▶ _Your assignment_:
From the entries below, gather every line containing the string "title".
#### Records supplied
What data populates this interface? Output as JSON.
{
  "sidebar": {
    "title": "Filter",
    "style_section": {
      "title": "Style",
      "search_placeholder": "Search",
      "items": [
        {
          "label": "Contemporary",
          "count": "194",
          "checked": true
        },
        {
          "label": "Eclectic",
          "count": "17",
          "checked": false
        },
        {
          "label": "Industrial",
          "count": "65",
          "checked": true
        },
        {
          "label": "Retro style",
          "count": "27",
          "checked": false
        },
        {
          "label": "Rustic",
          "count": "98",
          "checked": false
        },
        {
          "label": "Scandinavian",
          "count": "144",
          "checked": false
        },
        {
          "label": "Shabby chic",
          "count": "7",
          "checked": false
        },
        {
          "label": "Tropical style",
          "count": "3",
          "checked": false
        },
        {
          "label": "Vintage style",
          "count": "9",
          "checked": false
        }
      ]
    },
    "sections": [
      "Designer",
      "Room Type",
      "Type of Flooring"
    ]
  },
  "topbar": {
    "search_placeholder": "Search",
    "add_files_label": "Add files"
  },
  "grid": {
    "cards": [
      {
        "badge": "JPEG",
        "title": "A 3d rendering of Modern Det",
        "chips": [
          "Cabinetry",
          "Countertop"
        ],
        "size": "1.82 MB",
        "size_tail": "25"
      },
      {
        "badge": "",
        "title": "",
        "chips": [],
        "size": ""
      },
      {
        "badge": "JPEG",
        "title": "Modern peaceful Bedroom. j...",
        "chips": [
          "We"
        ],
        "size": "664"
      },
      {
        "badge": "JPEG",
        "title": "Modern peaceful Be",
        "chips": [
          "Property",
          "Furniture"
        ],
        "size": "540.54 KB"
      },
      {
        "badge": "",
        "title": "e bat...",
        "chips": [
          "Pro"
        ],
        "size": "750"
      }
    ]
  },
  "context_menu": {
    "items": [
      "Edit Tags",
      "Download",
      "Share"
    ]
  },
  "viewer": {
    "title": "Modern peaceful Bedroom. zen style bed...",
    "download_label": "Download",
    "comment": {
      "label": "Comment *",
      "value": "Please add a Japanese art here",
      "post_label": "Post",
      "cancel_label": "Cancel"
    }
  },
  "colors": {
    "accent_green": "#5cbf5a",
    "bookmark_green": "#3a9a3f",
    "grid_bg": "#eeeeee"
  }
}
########
▶ _Finished exercise_:
    "title": "Filter",
      "title": "Style",
        "title": "A 3d rendering of Modern Det",
        "title": "",
        "title": "Modern peaceful Bedroom. j...",
        "title": "Modern peaceful Be",
        "title": "e bat...",
    "title": "Modern peaceful Bedroom. zen style bed...",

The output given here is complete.